“Taking a breath to rest”, 2022, a sequence of furniture in the shape of punctuation marks (also exhibited in Venice), and a set of sculptural gates that incorporate the phrase “No Humxns Involved” frame and accompany the film. The words reference language used by the LAPD to refer to the murders of people of color in official documents, including those that surfaced to the public after the beating of Rodney King in March 1991 and subsequent acquittal of the officers involved which led to the LA uprisings of April 1992. In the face of such brutalities, “Taking a breath to rest” materializes Alberta’s encouragement to viewers to take care in order to heal, and respond.

Alberta Whittle (b. 1980 Bridgetown, Barbados) lives and works in Glasgow. After studying Fine Art at Edinburgh College of Art, she completed a master’s degree at Glasgow School of Art in 2011. She is currently a PhD candidate at the University of Edinburgh and Research Associate at The University of Johannesburg in South Africa.

Gallery hours Tue–Sat 10 am – 6 pm

Exhibition Duration 16 March – 18 May 2024


Regen Projects (Hollywood)
6750 Santa Monica Boulevard
90038 Los Angeles, CA
United States


Leave a reply

Contact us

We're not around right now. But you can send us an email and we'll get back to you, asap.

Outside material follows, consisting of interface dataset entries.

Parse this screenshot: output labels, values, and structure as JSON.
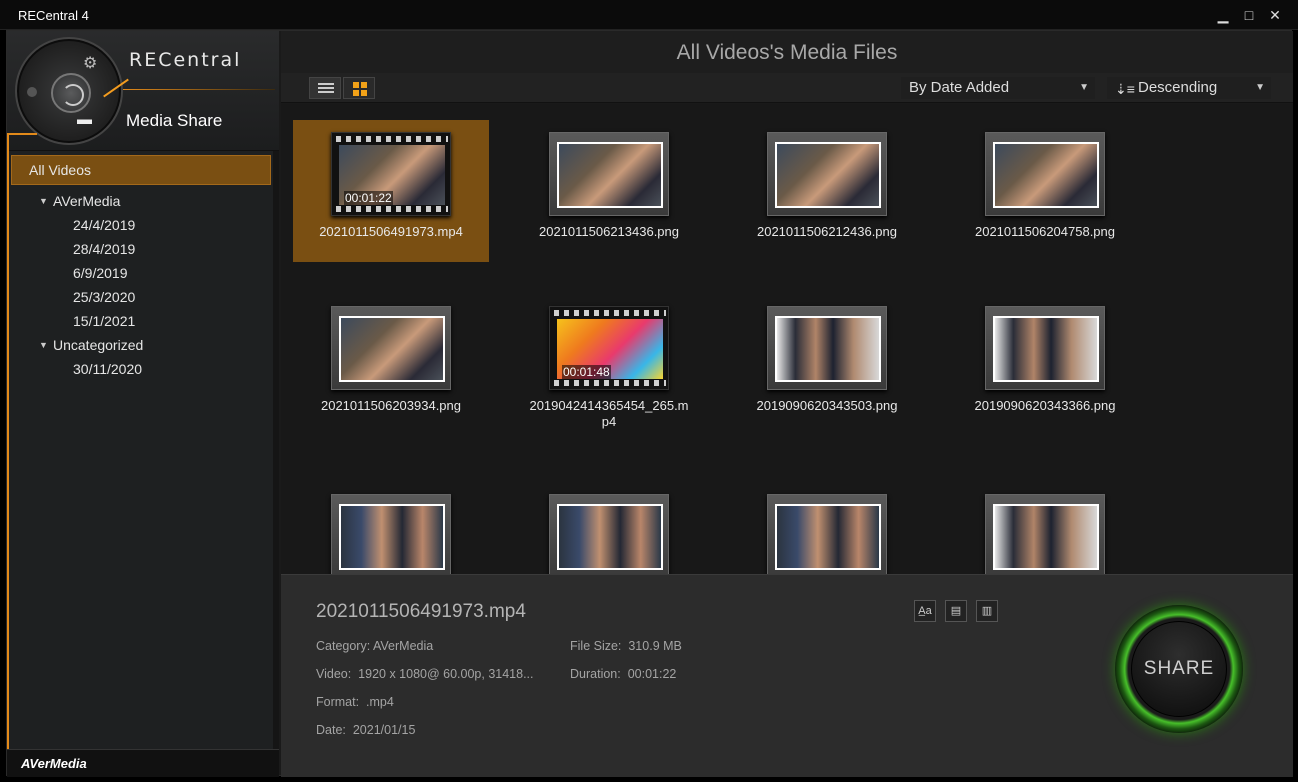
{
  "app": {
    "title": "RECentral 4"
  },
  "window_controls": {
    "minimize": "▁",
    "maximize": "□",
    "close": "✕"
  },
  "sidebar": {
    "brand": "RECentral",
    "mode_title": "Media Share",
    "tree": [
      {
        "label": "All Videos",
        "type": "root",
        "selected": true
      },
      {
        "label": "AVerMedia",
        "type": "group"
      },
      {
        "label": "24/4/2019",
        "type": "child"
      },
      {
        "label": "28/4/2019",
        "type": "child"
      },
      {
        "label": "6/9/2019",
        "type": "child"
      },
      {
        "label": "25/3/2020",
        "type": "child"
      },
      {
        "label": "15/1/2021",
        "type": "child"
      },
      {
        "label": "Uncategorized",
        "type": "group"
      },
      {
        "label": "30/11/2020",
        "type": "child"
      }
    ],
    "footer_logo": "AVerMedia"
  },
  "main": {
    "title": "All Videos's Media Files",
    "sort_by": "By Date Added",
    "sort_order": "Descending",
    "files": [
      {
        "name": "2021011506491973.mp4",
        "type": "video",
        "duration": "00:01:22",
        "selected": true
      },
      {
        "name": "2021011506213436.png",
        "type": "image"
      },
      {
        "name": "2021011506212436.png",
        "type": "image"
      },
      {
        "name": "2021011506204758.png",
        "type": "image"
      },
      {
        "name": "2021011506203934.png",
        "type": "image"
      },
      {
        "name": "2019042414365454_265.mp4",
        "type": "video",
        "duration": "00:01:48"
      },
      {
        "name": "2019090620343503.png",
        "type": "image"
      },
      {
        "name": "2019090620343366.png",
        "type": "image"
      },
      {
        "name": "",
        "type": "image"
      },
      {
        "name": "",
        "type": "image"
      },
      {
        "name": "",
        "type": "image"
      },
      {
        "name": "",
        "type": "image"
      }
    ]
  },
  "details": {
    "filename": "2021011506491973.mp4",
    "category_label": "Category:",
    "category": "AVerMedia",
    "video_label": "Video:",
    "video": "1920 x 1080@ 60.00p, 31418...",
    "format_label": "Format:",
    "format": ".mp4",
    "date_label": "Date:",
    "date": "2021/01/15",
    "filesize_label": "File Size:",
    "filesize": "310.9 MB",
    "duration_label": "Duration:",
    "duration": "00:01:22",
    "share_label": "SHARE"
  },
  "colors": {
    "accent": "#e38a1a",
    "selected_bg": "#7a4f12",
    "share_ring": "#47c02a"
  }
}
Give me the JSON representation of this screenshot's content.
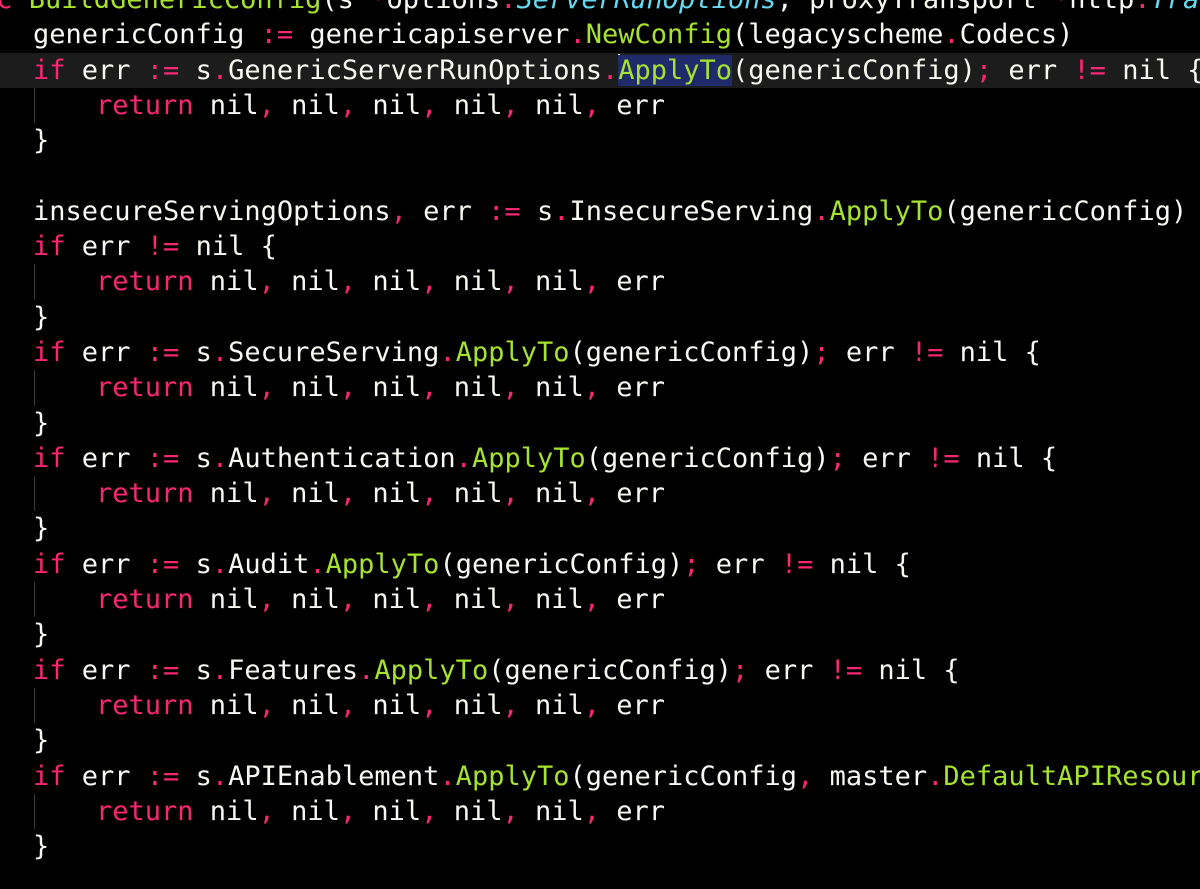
{
  "editor": {
    "language": "go",
    "theme_colors": {
      "background": "#000000",
      "text": "#f8f8f2",
      "keyword": "#f92672",
      "function": "#a6e22e",
      "type": "#66d9ef",
      "selection": "#1f2a6b",
      "current_line": "#1c1c1c",
      "indent_guide": "#3a3a3a"
    },
    "cursor": {
      "line": 2,
      "before_token": "ApplyTo"
    },
    "lines": [
      {
        "indent": 0,
        "guide": false,
        "current": false,
        "tokens": [
          {
            "t": "nc ",
            "c": "kw"
          },
          {
            "t": "BuildGenericConfig",
            "c": "fn"
          },
          {
            "t": "(s ",
            "c": "pl"
          },
          {
            "t": "*",
            "c": "op"
          },
          {
            "t": "options",
            "c": "pl"
          },
          {
            "t": ".",
            "c": "op"
          },
          {
            "t": "ServerRunOptions",
            "c": "ty"
          },
          {
            "t": ", proxyTransport ",
            "c": "pl"
          },
          {
            "t": "*",
            "c": "op"
          },
          {
            "t": "http",
            "c": "pl"
          },
          {
            "t": ".",
            "c": "op"
          },
          {
            "t": "Tran",
            "c": "ty"
          }
        ]
      },
      {
        "indent": 1,
        "guide": false,
        "current": false,
        "tokens": [
          {
            "t": "genericConfig ",
            "c": "pl"
          },
          {
            "t": ":=",
            "c": "op"
          },
          {
            "t": " genericapiserver",
            "c": "pl"
          },
          {
            "t": ".",
            "c": "op"
          },
          {
            "t": "NewConfig",
            "c": "fn"
          },
          {
            "t": "(legacyscheme",
            "c": "pl"
          },
          {
            "t": ".",
            "c": "op"
          },
          {
            "t": "Codecs)",
            "c": "pl"
          }
        ]
      },
      {
        "indent": 1,
        "guide": false,
        "current": true,
        "tokens": [
          {
            "t": "if",
            "c": "kw"
          },
          {
            "t": " err ",
            "c": "pl"
          },
          {
            "t": ":=",
            "c": "op"
          },
          {
            "t": " s",
            "c": "pl"
          },
          {
            "t": ".",
            "c": "op"
          },
          {
            "t": "GenericServerRunOptions",
            "c": "pl"
          },
          {
            "t": ".",
            "c": "op"
          },
          {
            "t": "ApplyTo",
            "c": "sel"
          },
          {
            "t": "(genericConfig)",
            "c": "pl"
          },
          {
            "t": ";",
            "c": "op"
          },
          {
            "t": " err ",
            "c": "pl"
          },
          {
            "t": "!=",
            "c": "op"
          },
          {
            "t": " nil {",
            "c": "pl"
          }
        ]
      },
      {
        "indent": 2,
        "guide": true,
        "current": false,
        "tokens": [
          {
            "t": "return",
            "c": "kw"
          },
          {
            "t": " nil",
            "c": "pl"
          },
          {
            "t": ",",
            "c": "op"
          },
          {
            "t": " nil",
            "c": "pl"
          },
          {
            "t": ",",
            "c": "op"
          },
          {
            "t": " nil",
            "c": "pl"
          },
          {
            "t": ",",
            "c": "op"
          },
          {
            "t": " nil",
            "c": "pl"
          },
          {
            "t": ",",
            "c": "op"
          },
          {
            "t": " nil",
            "c": "pl"
          },
          {
            "t": ",",
            "c": "op"
          },
          {
            "t": " err",
            "c": "pl"
          }
        ]
      },
      {
        "indent": 1,
        "guide": false,
        "current": false,
        "tokens": [
          {
            "t": "}",
            "c": "pl"
          }
        ]
      },
      {
        "indent": 1,
        "guide": false,
        "current": false,
        "tokens": []
      },
      {
        "indent": 1,
        "guide": false,
        "current": false,
        "tokens": [
          {
            "t": "insecureServingOptions",
            "c": "pl"
          },
          {
            "t": ",",
            "c": "op"
          },
          {
            "t": " err ",
            "c": "pl"
          },
          {
            "t": ":=",
            "c": "op"
          },
          {
            "t": " s",
            "c": "pl"
          },
          {
            "t": ".",
            "c": "op"
          },
          {
            "t": "InsecureServing",
            "c": "pl"
          },
          {
            "t": ".",
            "c": "op"
          },
          {
            "t": "ApplyTo",
            "c": "fn"
          },
          {
            "t": "(genericConfig)",
            "c": "pl"
          }
        ]
      },
      {
        "indent": 1,
        "guide": false,
        "current": false,
        "tokens": [
          {
            "t": "if",
            "c": "kw"
          },
          {
            "t": " err ",
            "c": "pl"
          },
          {
            "t": "!=",
            "c": "op"
          },
          {
            "t": " nil {",
            "c": "pl"
          }
        ]
      },
      {
        "indent": 2,
        "guide": true,
        "current": false,
        "tokens": [
          {
            "t": "return",
            "c": "kw"
          },
          {
            "t": " nil",
            "c": "pl"
          },
          {
            "t": ",",
            "c": "op"
          },
          {
            "t": " nil",
            "c": "pl"
          },
          {
            "t": ",",
            "c": "op"
          },
          {
            "t": " nil",
            "c": "pl"
          },
          {
            "t": ",",
            "c": "op"
          },
          {
            "t": " nil",
            "c": "pl"
          },
          {
            "t": ",",
            "c": "op"
          },
          {
            "t": " nil",
            "c": "pl"
          },
          {
            "t": ",",
            "c": "op"
          },
          {
            "t": " err",
            "c": "pl"
          }
        ]
      },
      {
        "indent": 1,
        "guide": false,
        "current": false,
        "tokens": [
          {
            "t": "}",
            "c": "pl"
          }
        ]
      },
      {
        "indent": 1,
        "guide": false,
        "current": false,
        "tokens": [
          {
            "t": "if",
            "c": "kw"
          },
          {
            "t": " err ",
            "c": "pl"
          },
          {
            "t": ":=",
            "c": "op"
          },
          {
            "t": " s",
            "c": "pl"
          },
          {
            "t": ".",
            "c": "op"
          },
          {
            "t": "SecureServing",
            "c": "pl"
          },
          {
            "t": ".",
            "c": "op"
          },
          {
            "t": "ApplyTo",
            "c": "fn"
          },
          {
            "t": "(genericConfig)",
            "c": "pl"
          },
          {
            "t": ";",
            "c": "op"
          },
          {
            "t": " err ",
            "c": "pl"
          },
          {
            "t": "!=",
            "c": "op"
          },
          {
            "t": " nil {",
            "c": "pl"
          }
        ]
      },
      {
        "indent": 2,
        "guide": true,
        "current": false,
        "tokens": [
          {
            "t": "return",
            "c": "kw"
          },
          {
            "t": " nil",
            "c": "pl"
          },
          {
            "t": ",",
            "c": "op"
          },
          {
            "t": " nil",
            "c": "pl"
          },
          {
            "t": ",",
            "c": "op"
          },
          {
            "t": " nil",
            "c": "pl"
          },
          {
            "t": ",",
            "c": "op"
          },
          {
            "t": " nil",
            "c": "pl"
          },
          {
            "t": ",",
            "c": "op"
          },
          {
            "t": " nil",
            "c": "pl"
          },
          {
            "t": ",",
            "c": "op"
          },
          {
            "t": " err",
            "c": "pl"
          }
        ]
      },
      {
        "indent": 1,
        "guide": false,
        "current": false,
        "tokens": [
          {
            "t": "}",
            "c": "pl"
          }
        ]
      },
      {
        "indent": 1,
        "guide": false,
        "current": false,
        "tokens": [
          {
            "t": "if",
            "c": "kw"
          },
          {
            "t": " err ",
            "c": "pl"
          },
          {
            "t": ":=",
            "c": "op"
          },
          {
            "t": " s",
            "c": "pl"
          },
          {
            "t": ".",
            "c": "op"
          },
          {
            "t": "Authentication",
            "c": "pl"
          },
          {
            "t": ".",
            "c": "op"
          },
          {
            "t": "ApplyTo",
            "c": "fn"
          },
          {
            "t": "(genericConfig)",
            "c": "pl"
          },
          {
            "t": ";",
            "c": "op"
          },
          {
            "t": " err ",
            "c": "pl"
          },
          {
            "t": "!=",
            "c": "op"
          },
          {
            "t": " nil {",
            "c": "pl"
          }
        ]
      },
      {
        "indent": 2,
        "guide": true,
        "current": false,
        "tokens": [
          {
            "t": "return",
            "c": "kw"
          },
          {
            "t": " nil",
            "c": "pl"
          },
          {
            "t": ",",
            "c": "op"
          },
          {
            "t": " nil",
            "c": "pl"
          },
          {
            "t": ",",
            "c": "op"
          },
          {
            "t": " nil",
            "c": "pl"
          },
          {
            "t": ",",
            "c": "op"
          },
          {
            "t": " nil",
            "c": "pl"
          },
          {
            "t": ",",
            "c": "op"
          },
          {
            "t": " nil",
            "c": "pl"
          },
          {
            "t": ",",
            "c": "op"
          },
          {
            "t": " err",
            "c": "pl"
          }
        ]
      },
      {
        "indent": 1,
        "guide": false,
        "current": false,
        "tokens": [
          {
            "t": "}",
            "c": "pl"
          }
        ]
      },
      {
        "indent": 1,
        "guide": false,
        "current": false,
        "tokens": [
          {
            "t": "if",
            "c": "kw"
          },
          {
            "t": " err ",
            "c": "pl"
          },
          {
            "t": ":=",
            "c": "op"
          },
          {
            "t": " s",
            "c": "pl"
          },
          {
            "t": ".",
            "c": "op"
          },
          {
            "t": "Audit",
            "c": "pl"
          },
          {
            "t": ".",
            "c": "op"
          },
          {
            "t": "ApplyTo",
            "c": "fn"
          },
          {
            "t": "(genericConfig)",
            "c": "pl"
          },
          {
            "t": ";",
            "c": "op"
          },
          {
            "t": " err ",
            "c": "pl"
          },
          {
            "t": "!=",
            "c": "op"
          },
          {
            "t": " nil {",
            "c": "pl"
          }
        ]
      },
      {
        "indent": 2,
        "guide": true,
        "current": false,
        "tokens": [
          {
            "t": "return",
            "c": "kw"
          },
          {
            "t": " nil",
            "c": "pl"
          },
          {
            "t": ",",
            "c": "op"
          },
          {
            "t": " nil",
            "c": "pl"
          },
          {
            "t": ",",
            "c": "op"
          },
          {
            "t": " nil",
            "c": "pl"
          },
          {
            "t": ",",
            "c": "op"
          },
          {
            "t": " nil",
            "c": "pl"
          },
          {
            "t": ",",
            "c": "op"
          },
          {
            "t": " nil",
            "c": "pl"
          },
          {
            "t": ",",
            "c": "op"
          },
          {
            "t": " err",
            "c": "pl"
          }
        ]
      },
      {
        "indent": 1,
        "guide": false,
        "current": false,
        "tokens": [
          {
            "t": "}",
            "c": "pl"
          }
        ]
      },
      {
        "indent": 1,
        "guide": false,
        "current": false,
        "tokens": [
          {
            "t": "if",
            "c": "kw"
          },
          {
            "t": " err ",
            "c": "pl"
          },
          {
            "t": ":=",
            "c": "op"
          },
          {
            "t": " s",
            "c": "pl"
          },
          {
            "t": ".",
            "c": "op"
          },
          {
            "t": "Features",
            "c": "pl"
          },
          {
            "t": ".",
            "c": "op"
          },
          {
            "t": "ApplyTo",
            "c": "fn"
          },
          {
            "t": "(genericConfig)",
            "c": "pl"
          },
          {
            "t": ";",
            "c": "op"
          },
          {
            "t": " err ",
            "c": "pl"
          },
          {
            "t": "!=",
            "c": "op"
          },
          {
            "t": " nil {",
            "c": "pl"
          }
        ]
      },
      {
        "indent": 2,
        "guide": true,
        "current": false,
        "tokens": [
          {
            "t": "return",
            "c": "kw"
          },
          {
            "t": " nil",
            "c": "pl"
          },
          {
            "t": ",",
            "c": "op"
          },
          {
            "t": " nil",
            "c": "pl"
          },
          {
            "t": ",",
            "c": "op"
          },
          {
            "t": " nil",
            "c": "pl"
          },
          {
            "t": ",",
            "c": "op"
          },
          {
            "t": " nil",
            "c": "pl"
          },
          {
            "t": ",",
            "c": "op"
          },
          {
            "t": " nil",
            "c": "pl"
          },
          {
            "t": ",",
            "c": "op"
          },
          {
            "t": " err",
            "c": "pl"
          }
        ]
      },
      {
        "indent": 1,
        "guide": false,
        "current": false,
        "tokens": [
          {
            "t": "}",
            "c": "pl"
          }
        ]
      },
      {
        "indent": 1,
        "guide": false,
        "current": false,
        "tokens": [
          {
            "t": "if",
            "c": "kw"
          },
          {
            "t": " err ",
            "c": "pl"
          },
          {
            "t": ":=",
            "c": "op"
          },
          {
            "t": " s",
            "c": "pl"
          },
          {
            "t": ".",
            "c": "op"
          },
          {
            "t": "APIEnablement",
            "c": "pl"
          },
          {
            "t": ".",
            "c": "op"
          },
          {
            "t": "ApplyTo",
            "c": "fn"
          },
          {
            "t": "(genericConfig",
            "c": "pl"
          },
          {
            "t": ",",
            "c": "op"
          },
          {
            "t": " master",
            "c": "pl"
          },
          {
            "t": ".",
            "c": "op"
          },
          {
            "t": "DefaultAPIResource",
            "c": "fn"
          }
        ]
      },
      {
        "indent": 2,
        "guide": true,
        "current": false,
        "tokens": [
          {
            "t": "return",
            "c": "kw"
          },
          {
            "t": " nil",
            "c": "pl"
          },
          {
            "t": ",",
            "c": "op"
          },
          {
            "t": " nil",
            "c": "pl"
          },
          {
            "t": ",",
            "c": "op"
          },
          {
            "t": " nil",
            "c": "pl"
          },
          {
            "t": ",",
            "c": "op"
          },
          {
            "t": " nil",
            "c": "pl"
          },
          {
            "t": ",",
            "c": "op"
          },
          {
            "t": " nil",
            "c": "pl"
          },
          {
            "t": ",",
            "c": "op"
          },
          {
            "t": " err",
            "c": "pl"
          }
        ]
      },
      {
        "indent": 1,
        "guide": false,
        "current": false,
        "tokens": [
          {
            "t": "}",
            "c": "pl"
          }
        ]
      }
    ]
  }
}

© likeyou artnet / online since 1999 / www.likeyou.com / Privacy Policy / Terms of Use

Log in with your credentials


Forgot your details?

Create Account